The bid refers to the buying price of a CFD’s underlying asset. It’s the price at which a CFD trader enters a position if you are going long, or exits a position if you are going short. In our example featuring Alex, above, the bid price for his initial transaction is US $50 per share.
The ask price, as you’ve probably guessed, refers to the selling price for the underlying asset. Opposite to the above, it’s the price at which a CFD trader exits a position if you are going long or enters a position if you are going short. Going back to Alex, the ask price when the CFD broker buys back the contract is US $80 per share.
The distance between a CFD’s bid and ask price is known as the ‘spread’. Because the CFD trader incurs the cost of the spread when opening a position, tighter spreads mean better profits.
If the bid price for a CFD is US $50, and the ask price is US $55, the spread is US $5. If you enter a long position, you would buy at US $55 and, if you immediately sold, receive $50. That means a US $5 loss due to the spread.
Free Margin and Its Role in CFD Trading
Your ‘free margin’ in CFD trading refers to the funds you have available to open a new position or absorb your losses.
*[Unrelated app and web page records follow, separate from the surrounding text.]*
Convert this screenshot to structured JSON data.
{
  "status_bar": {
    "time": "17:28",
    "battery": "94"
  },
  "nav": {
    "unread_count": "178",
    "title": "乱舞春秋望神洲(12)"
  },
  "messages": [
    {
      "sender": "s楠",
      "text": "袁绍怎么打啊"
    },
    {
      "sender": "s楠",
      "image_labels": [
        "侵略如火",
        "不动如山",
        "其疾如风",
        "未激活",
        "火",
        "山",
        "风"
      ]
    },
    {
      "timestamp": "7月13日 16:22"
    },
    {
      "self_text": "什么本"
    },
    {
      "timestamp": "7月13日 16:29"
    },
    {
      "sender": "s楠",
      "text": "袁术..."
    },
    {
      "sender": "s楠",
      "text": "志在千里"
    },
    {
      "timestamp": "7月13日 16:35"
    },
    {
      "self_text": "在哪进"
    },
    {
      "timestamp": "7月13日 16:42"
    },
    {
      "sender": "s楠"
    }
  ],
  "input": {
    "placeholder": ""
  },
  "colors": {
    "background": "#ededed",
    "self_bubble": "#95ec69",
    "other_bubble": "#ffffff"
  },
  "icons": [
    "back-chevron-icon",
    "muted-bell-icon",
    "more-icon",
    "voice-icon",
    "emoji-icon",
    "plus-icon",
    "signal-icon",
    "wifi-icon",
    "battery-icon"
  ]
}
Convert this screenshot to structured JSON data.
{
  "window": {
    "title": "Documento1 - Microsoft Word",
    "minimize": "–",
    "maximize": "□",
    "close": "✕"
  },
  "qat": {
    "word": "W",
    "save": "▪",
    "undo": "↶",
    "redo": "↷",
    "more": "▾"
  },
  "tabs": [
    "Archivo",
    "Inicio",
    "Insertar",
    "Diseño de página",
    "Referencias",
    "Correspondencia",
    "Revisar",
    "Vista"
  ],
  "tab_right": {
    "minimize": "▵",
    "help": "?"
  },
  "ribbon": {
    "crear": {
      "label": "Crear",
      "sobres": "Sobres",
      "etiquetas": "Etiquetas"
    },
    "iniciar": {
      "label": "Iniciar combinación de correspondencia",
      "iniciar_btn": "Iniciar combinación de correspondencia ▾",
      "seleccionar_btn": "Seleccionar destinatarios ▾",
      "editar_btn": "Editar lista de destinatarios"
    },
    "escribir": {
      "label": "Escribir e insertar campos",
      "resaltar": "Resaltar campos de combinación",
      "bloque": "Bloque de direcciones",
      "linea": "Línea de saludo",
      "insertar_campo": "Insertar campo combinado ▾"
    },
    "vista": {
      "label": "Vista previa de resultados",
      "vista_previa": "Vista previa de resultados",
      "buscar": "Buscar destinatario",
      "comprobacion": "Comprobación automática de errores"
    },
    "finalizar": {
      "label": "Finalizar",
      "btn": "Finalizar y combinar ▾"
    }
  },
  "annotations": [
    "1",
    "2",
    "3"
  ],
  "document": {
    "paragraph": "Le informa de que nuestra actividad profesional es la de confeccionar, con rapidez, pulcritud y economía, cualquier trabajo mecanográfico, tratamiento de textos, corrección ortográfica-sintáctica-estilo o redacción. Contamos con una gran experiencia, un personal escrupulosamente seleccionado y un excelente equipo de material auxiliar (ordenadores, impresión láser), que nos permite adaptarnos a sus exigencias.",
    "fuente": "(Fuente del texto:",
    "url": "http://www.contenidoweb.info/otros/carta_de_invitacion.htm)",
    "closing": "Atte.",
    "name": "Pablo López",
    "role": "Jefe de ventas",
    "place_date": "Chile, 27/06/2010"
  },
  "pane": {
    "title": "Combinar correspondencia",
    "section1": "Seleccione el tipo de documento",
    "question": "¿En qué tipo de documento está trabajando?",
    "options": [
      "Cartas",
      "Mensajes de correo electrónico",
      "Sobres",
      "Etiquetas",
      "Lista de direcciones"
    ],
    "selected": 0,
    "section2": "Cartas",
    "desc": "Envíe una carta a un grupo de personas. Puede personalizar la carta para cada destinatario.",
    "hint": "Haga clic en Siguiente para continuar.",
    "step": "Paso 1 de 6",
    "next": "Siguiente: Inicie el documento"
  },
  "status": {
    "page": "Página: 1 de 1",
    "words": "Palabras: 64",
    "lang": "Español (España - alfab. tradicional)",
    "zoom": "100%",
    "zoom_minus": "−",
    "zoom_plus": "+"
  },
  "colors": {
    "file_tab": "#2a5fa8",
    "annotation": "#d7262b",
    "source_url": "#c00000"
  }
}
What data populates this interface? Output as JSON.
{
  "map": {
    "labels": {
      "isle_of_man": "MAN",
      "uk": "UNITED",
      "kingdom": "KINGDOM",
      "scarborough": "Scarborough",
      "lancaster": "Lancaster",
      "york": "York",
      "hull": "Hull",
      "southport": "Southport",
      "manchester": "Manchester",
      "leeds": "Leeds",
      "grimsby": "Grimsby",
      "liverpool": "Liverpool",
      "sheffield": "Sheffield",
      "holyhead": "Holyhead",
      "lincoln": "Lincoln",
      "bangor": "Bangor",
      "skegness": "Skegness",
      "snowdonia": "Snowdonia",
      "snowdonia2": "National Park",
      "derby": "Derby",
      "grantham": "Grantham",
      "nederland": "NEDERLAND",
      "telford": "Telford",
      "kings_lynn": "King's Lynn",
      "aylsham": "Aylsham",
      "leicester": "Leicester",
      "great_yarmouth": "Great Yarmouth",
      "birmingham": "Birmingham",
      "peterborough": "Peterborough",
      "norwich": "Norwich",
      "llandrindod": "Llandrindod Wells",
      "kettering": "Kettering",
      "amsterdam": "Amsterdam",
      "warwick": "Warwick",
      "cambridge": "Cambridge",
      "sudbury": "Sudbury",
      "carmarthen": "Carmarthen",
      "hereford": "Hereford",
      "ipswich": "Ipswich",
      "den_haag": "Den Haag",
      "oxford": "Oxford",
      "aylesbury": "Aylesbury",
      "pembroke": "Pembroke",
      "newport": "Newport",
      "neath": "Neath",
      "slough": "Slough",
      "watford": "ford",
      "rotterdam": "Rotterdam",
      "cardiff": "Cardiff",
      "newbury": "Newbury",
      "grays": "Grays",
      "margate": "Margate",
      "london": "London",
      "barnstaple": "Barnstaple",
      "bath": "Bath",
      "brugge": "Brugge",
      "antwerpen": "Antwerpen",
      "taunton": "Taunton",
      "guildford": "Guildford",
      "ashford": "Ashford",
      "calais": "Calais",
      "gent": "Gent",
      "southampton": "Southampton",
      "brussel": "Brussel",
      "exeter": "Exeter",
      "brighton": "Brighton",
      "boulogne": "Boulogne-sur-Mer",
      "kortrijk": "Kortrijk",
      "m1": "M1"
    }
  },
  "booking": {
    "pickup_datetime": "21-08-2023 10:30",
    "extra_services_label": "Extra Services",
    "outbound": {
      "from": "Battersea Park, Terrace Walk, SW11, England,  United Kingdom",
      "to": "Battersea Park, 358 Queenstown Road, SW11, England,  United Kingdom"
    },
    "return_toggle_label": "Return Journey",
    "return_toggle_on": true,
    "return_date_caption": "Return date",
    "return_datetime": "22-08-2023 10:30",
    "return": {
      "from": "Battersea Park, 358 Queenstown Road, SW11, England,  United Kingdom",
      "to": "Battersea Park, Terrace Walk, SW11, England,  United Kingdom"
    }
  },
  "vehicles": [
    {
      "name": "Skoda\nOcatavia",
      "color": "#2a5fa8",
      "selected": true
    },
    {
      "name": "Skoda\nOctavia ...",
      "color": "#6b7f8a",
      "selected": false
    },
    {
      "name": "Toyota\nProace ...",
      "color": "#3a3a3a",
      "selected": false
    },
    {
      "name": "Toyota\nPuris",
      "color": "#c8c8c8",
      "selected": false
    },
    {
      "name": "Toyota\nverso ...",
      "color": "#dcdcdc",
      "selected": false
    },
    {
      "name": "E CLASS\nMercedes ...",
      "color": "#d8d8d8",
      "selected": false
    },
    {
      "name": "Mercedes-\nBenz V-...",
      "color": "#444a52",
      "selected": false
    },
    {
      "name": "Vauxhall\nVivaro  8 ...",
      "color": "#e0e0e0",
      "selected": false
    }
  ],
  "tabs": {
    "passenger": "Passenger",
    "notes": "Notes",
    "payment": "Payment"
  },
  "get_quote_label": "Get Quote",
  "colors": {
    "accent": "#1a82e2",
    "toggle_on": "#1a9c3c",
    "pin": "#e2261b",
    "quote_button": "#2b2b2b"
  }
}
Essentially, it represents the surplus funds you have for additional trades.
For most traders, it’s a fancy way of saying ‘trading account balance’. If you’re using leverage, however, you’ll calculate your trading account balance by subtracting the funds in your account from the margin you’ve used in any open positions.
If you’ve got US $10,000 in your trading account and open a CFD trade with a required margin of US $2,000, then you have US $8,000 in free margin left.
- CFDs have no expiry date and can be held indefinitely.
- Long-term CFD trading might become costly due to financing charges from your CFD provider.
- Utilizing leverage for extended CFD trading can affect your available free margin for other positions.
- Opting for a regulated UK broker licensed by the Financial Conduct Authority is a crucial risk management step in CFD trading.
If you’re just beginning to trade CFDs after trading forex or another financial instrument, you may have questions about how they differ from currency pairs or other trading products.
1. What is a CFD?
Contracts for difference (CFDs) allow you to speculate on price movements in financial markets without purchasing an underlying asset. In share trading, for example, you purchase the actual shares. Likewise, when you trade forex, you buy small quantities of the underlying currency. In the case of a CFD, however, you don’t own anything. Instead, you sign an agreement with your CFD provider committing to pay (or be paid) when the price of your preferred asset reaches a certain level.
Example: Bob believes the price of gold will increase from US $1,800 an ounce to US $1,850 an ounce. Rather than buy gold, however, he signs a CFD with his broker. If the price does, indeed, rise to at least US $1,850, the broker will pay Bob the difference of US $50. If, on the other hand, the price falls to US $1,700, Bob will pay the broker the US $100 difference.
2. How are CFDs different from futures contracts?
Because both CFDs and futures contracts are financial derivatives, it’s easy to confuse these two trading products.
Futures contracts usually imply an obligation to buy or sell the underlying asset and have a fixed expiry date. CFDs do not involve purchasing the underlying asset and do not expire.
3. Is trading CFDs legal in the UK?
Yes, UK residents can safely and legally trade CFDs. To benefit from the strongest regulatory protections, we recommend trading with a CFD broker licensed and regulated by the Financial Conduct Authority (FCA).
4. What is the Financial Conduct Authority?
The FCA (Financial Conduct Authority) is a regulatory body in the United Kingdom that oversees and regulates financial firms to ensure the integrity, stability, and fairness of the financial markets. It operates independently of the UK government and is accountable to the Treasury.